: There is a nicememorial to Nadya Conway at the start of this short connector from the RodeoDrive trailhead.
Trail development around Hailey and Bellevue has been limited by two factors: topography and private property. The steep canyon walls are formed by the underlying sedimentary rocks of the Milligen and Wood River Formations. Where the landscape is not as steep, private ownership often prevents construction of public trail systems.
Croy Canyon contains a large amount of public property managed by the Bureau of Land Management (BLM). Combine the rolling landscape created by the underlying Challis Volcanics with reasonable access across private land and the potential for developing new trails exists. This potential was realized with the construction of more than fifteen-miles of short-loop, single-track trail on the north side of the drainage in 2009.
Though the new trails in the Croy Canyon network are open to all user groups (with some limitations), they were built with two-wheeled users in mind. The meandering routes and large-radius, bermed switchbacks make riding these trails both challenging and fun. It will take many laps to master the timing necessary to execute a perfect run.
Trailheads: There are five trailheads out Croy Canyon. They are listed in order of distance from the downtown Hailey stoplight. The Carbonate trailhead (.4 mi) at the base of Carbonate Mountain has a toilet, dog waste bags, and space for many cars.

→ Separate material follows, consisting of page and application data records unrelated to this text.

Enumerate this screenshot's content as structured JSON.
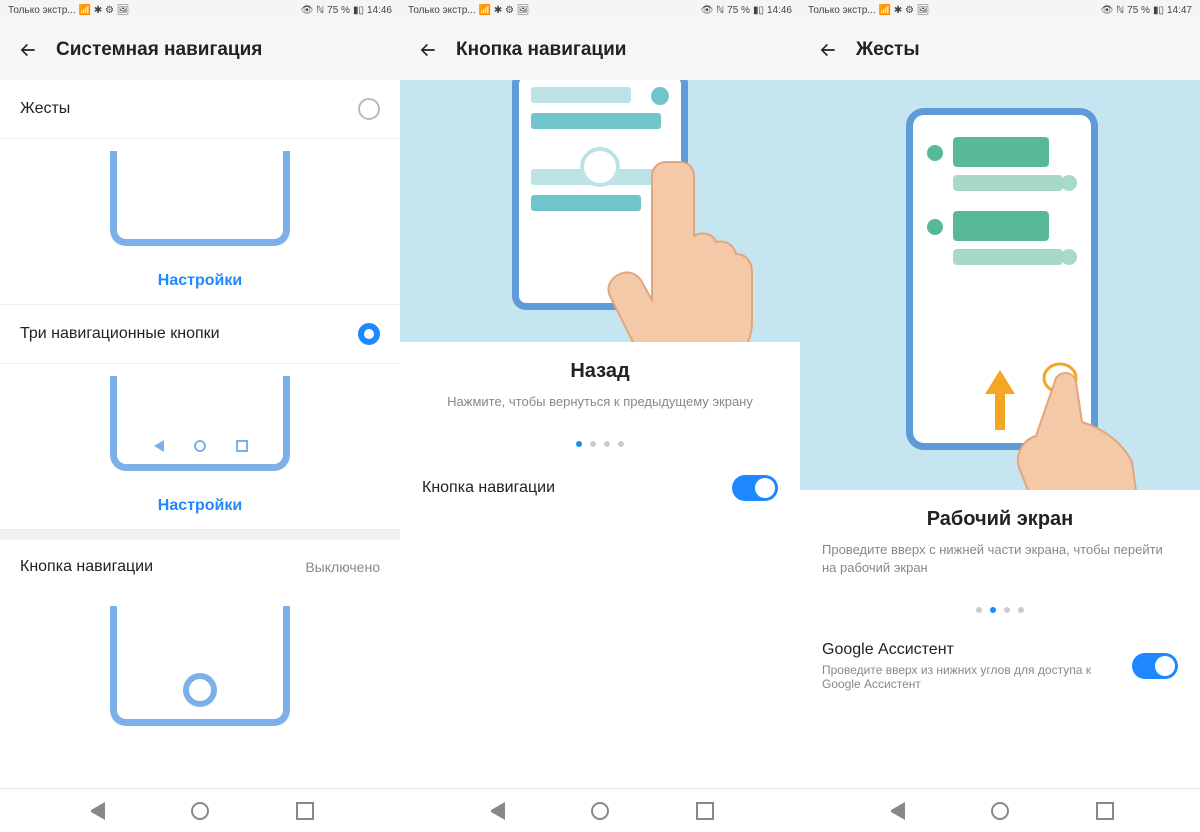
{
  "status": {
    "carrier": "Только экстр...",
    "battery": "75 %",
    "time1": "14:46",
    "time2": "14:46",
    "time3": "14:47"
  },
  "screen1": {
    "title": "Системная навигация",
    "opt_gestures": "Жесты",
    "opt_three": "Три навигационные кнопки",
    "settings": "Настройки",
    "opt_button": "Кнопка навигации",
    "opt_button_val": "Выключено"
  },
  "screen2": {
    "title": "Кнопка навигации",
    "desc_title": "Назад",
    "desc_text": "Нажмите, чтобы вернуться к предыдущему экрану",
    "toggle": "Кнопка навигации",
    "page_active": 1,
    "page_count": 4
  },
  "screen3": {
    "title": "Жесты",
    "desc_title": "Рабочий экран",
    "desc_text": "Проведите вверх с нижней части экрана, чтобы перейти на рабочий экран",
    "toggle_title": "Google Ассистент",
    "toggle_sub": "Проведите вверх из нижних углов для доступа к Google Ассистент",
    "page_active": 2,
    "page_count": 4
  }
}
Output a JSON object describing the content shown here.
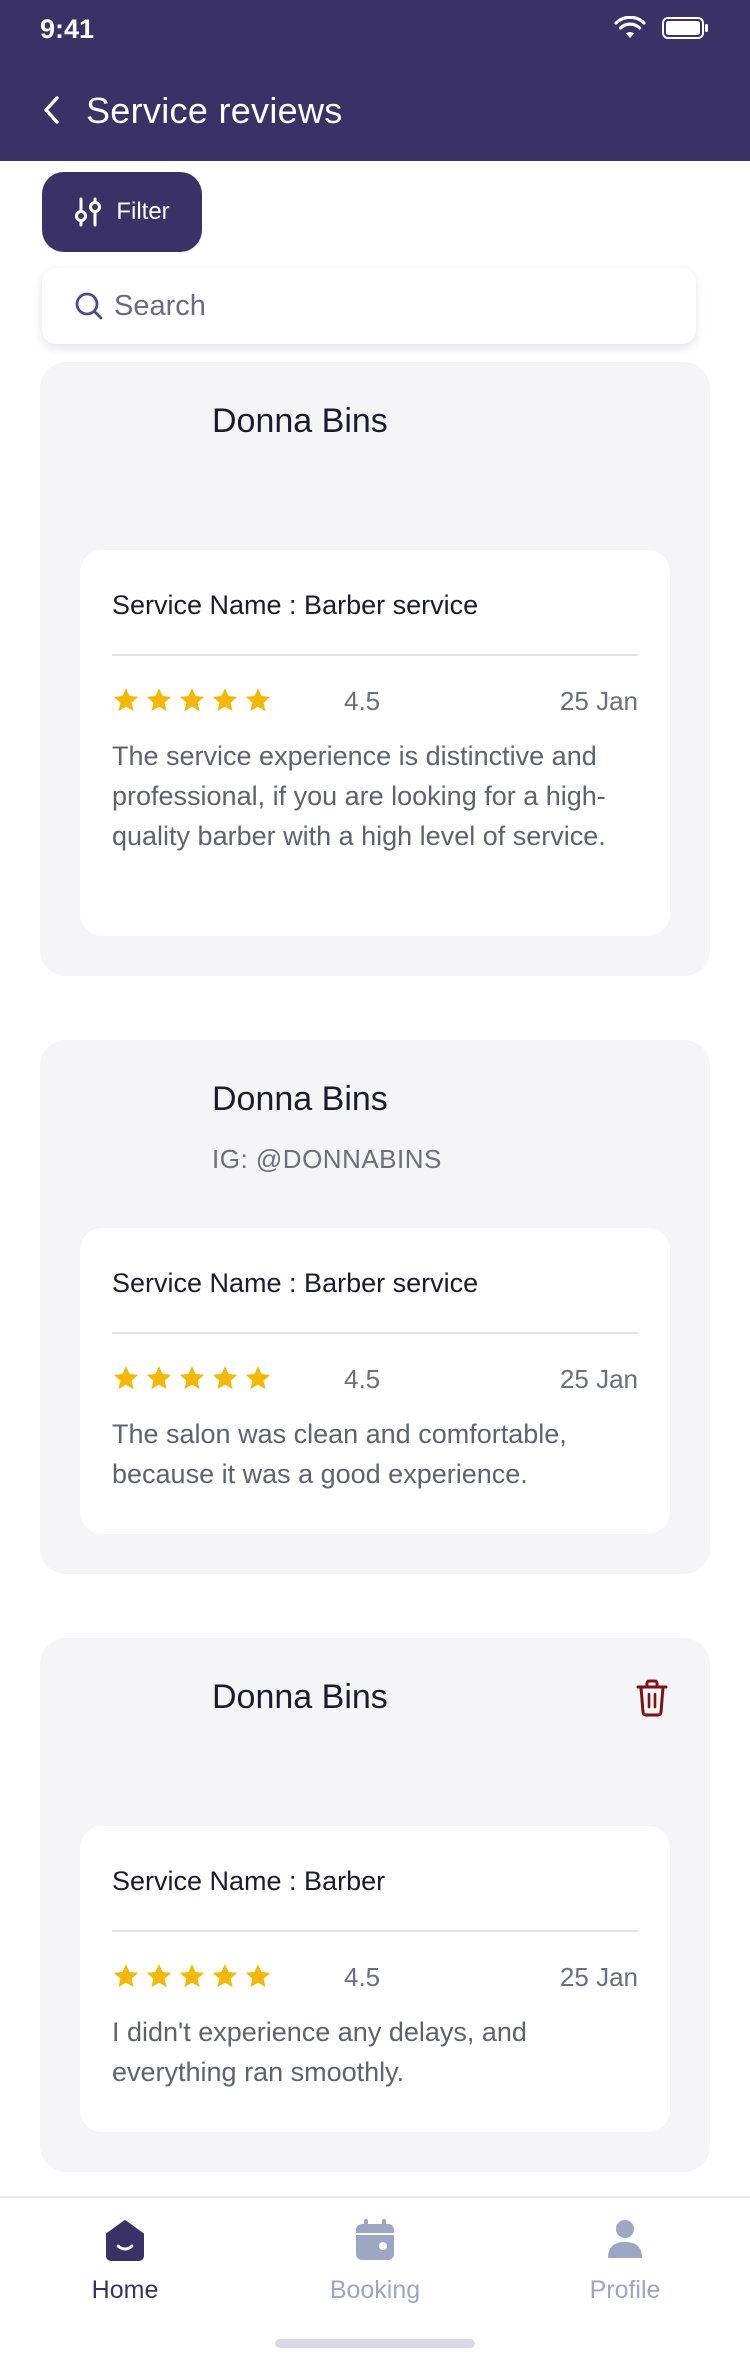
{
  "status_bar": {
    "time": "9:41"
  },
  "header": {
    "title": "Service reviews"
  },
  "filter": {
    "label": "Filter"
  },
  "search": {
    "placeholder": "Search"
  },
  "reviews": [
    {
      "name": "Donna Bins",
      "handle": "",
      "service": "Service Name : Barber service",
      "rating": "4.5",
      "stars": 5,
      "date": "25 Jan",
      "comment": "The service experience is distinctive and professional, if you are looking for a high-quality barber with a high level of service."
    },
    {
      "name": "Donna Bins",
      "handle": "IG: @DONNABINS",
      "service": "Service Name : Barber service",
      "rating": "4.5",
      "stars": 5,
      "date": "25 Jan",
      "comment": "The salon was clean and comfortable, because it was a good experience."
    },
    {
      "name": "Donna Bins",
      "handle": "",
      "service": "Service Name : Barber",
      "rating": "4.5",
      "stars": 5,
      "date": "25 Jan",
      "comment": "I didn't experience any delays, and everything ran smoothly."
    }
  ],
  "nav": {
    "items": [
      {
        "label": "Home",
        "active": true
      },
      {
        "label": "Booking",
        "active": false
      },
      {
        "label": "Profile",
        "active": false
      }
    ]
  },
  "colors": {
    "primary": "#3a3166",
    "star": "#f5b800",
    "delete": "#7a1414",
    "nav_inactive": "#9ca7c4"
  }
}
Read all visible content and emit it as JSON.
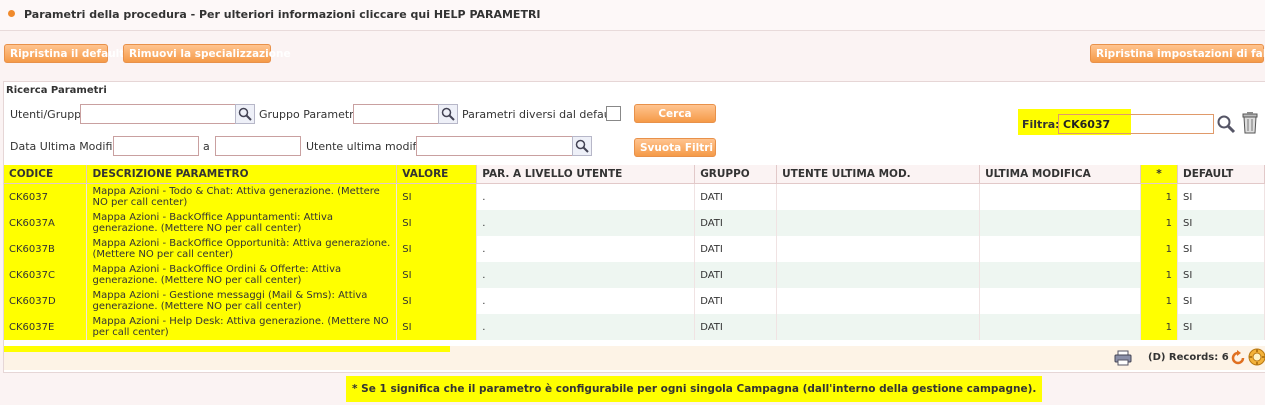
{
  "title": "Parametri della procedura - Per ulteriori informazioni cliccare qui HELP PARAMETRI",
  "toolbar": {
    "restore_default": "Ripristina il default",
    "remove_spec": "Rimuovi la specializzazione",
    "restore_factory": "Ripristina impostazioni di fabbrica"
  },
  "search": {
    "section_title": "Ricerca Parametri",
    "users_groups_label": "Utenti/Gruppi",
    "param_group_label": "Gruppo Parametro",
    "diff_from_default_label": "Parametri diversi dal default",
    "search_button": "Cerca",
    "last_mod_date_label": "Data Ultima Modifica",
    "to_label": "a",
    "last_mod_user_label": "Utente ultima modifica",
    "clear_filters_button": "Svuota Filtri",
    "filter_label": "Filtra:",
    "filter_value": "CK6037"
  },
  "table": {
    "headers": [
      "CODICE",
      "DESCRIZIONE PARAMETRO",
      "VALORE",
      "PAR. A LIVELLO UTENTE",
      "GRUPPO",
      "UTENTE ULTIMA MOD.",
      "ULTIMA MODIFICA",
      "*",
      "DEFAULT"
    ],
    "rows": [
      {
        "code": "CK6037",
        "desc": "Mappa Azioni - Todo & Chat: Attiva generazione. (Mettere NO per call center)",
        "value": "SI",
        "user_level": ".",
        "group": "DATI",
        "user_mod": "",
        "last_mod": "",
        "star": "1",
        "default": "SI"
      },
      {
        "code": "CK6037A",
        "desc": "Mappa Azioni - BackOffice Appuntamenti: Attiva generazione. (Mettere NO per call center)",
        "value": "SI",
        "user_level": ".",
        "group": "DATI",
        "user_mod": "",
        "last_mod": "",
        "star": "1",
        "default": "SI"
      },
      {
        "code": "CK6037B",
        "desc": "Mappa Azioni - BackOffice Opportunità: Attiva generazione. (Mettere NO per call center)",
        "value": "SI",
        "user_level": ".",
        "group": "DATI",
        "user_mod": "",
        "last_mod": "",
        "star": "1",
        "default": "SI"
      },
      {
        "code": "CK6037C",
        "desc": "Mappa Azioni - BackOffice Ordini & Offerte: Attiva generazione. (Mettere NO per call center)",
        "value": "SI",
        "user_level": ".",
        "group": "DATI",
        "user_mod": "",
        "last_mod": "",
        "star": "1",
        "default": "SI"
      },
      {
        "code": "CK6037D",
        "desc": "Mappa Azioni - Gestione messaggi (Mail & Sms): Attiva generazione. (Mettere NO per call center)",
        "value": "SI",
        "user_level": ".",
        "group": "DATI",
        "user_mod": "",
        "last_mod": "",
        "star": "1",
        "default": "SI"
      },
      {
        "code": "CK6037E",
        "desc": "Mappa Azioni - Help Desk: Attiva generazione. (Mettere NO per call center)",
        "value": "SI",
        "user_level": ".",
        "group": "DATI",
        "user_mod": "",
        "last_mod": "",
        "star": "1",
        "default": "SI"
      }
    ]
  },
  "footer": {
    "records_text": "(D) Records: 6"
  },
  "note": "* Se 1 significa che il parametro è configurabile per ogni singola Campagna (dall'interno della gestione campagne).",
  "colors": {
    "accent": "#f59a48",
    "highlight": "#ffff00"
  }
}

The Lambs Gulch trailhead (2.7 mi) is located one mile out Democrat Gulch with limited parking and no services. The Rodeo Drive site (3.3 mi) has limited parking at the end of this residential turn-around. The Croy Creek trailhead (3.7 mi) has nearly unlimited parking, a pit toilet, space for numerous trailers, and is a destination in and of itself. The Hailey Community Bike Park is located next to the main parking lot. While the area has long served as a heavy-use motorized zone, many of the old trails have been closed for rehabilitation. An entirely new system of multi-use, single-track trails is planned to augment the existing motocross track. Weekly short-track mountain bike races are held here every summer, hosted by Sun Valley Road and Dirt. The Bullion Gulch trailhead (5.7 mi) offers a small parking area at the start of the Bull Dog trail 1.6 miles up Bullion Gulch.
For more detailed descriptions, topo maps, and information on the history, geology, and wildflowers of the Wood River Valley pick up a copy of Exploring Sun Valley online or find it at one of several local shops.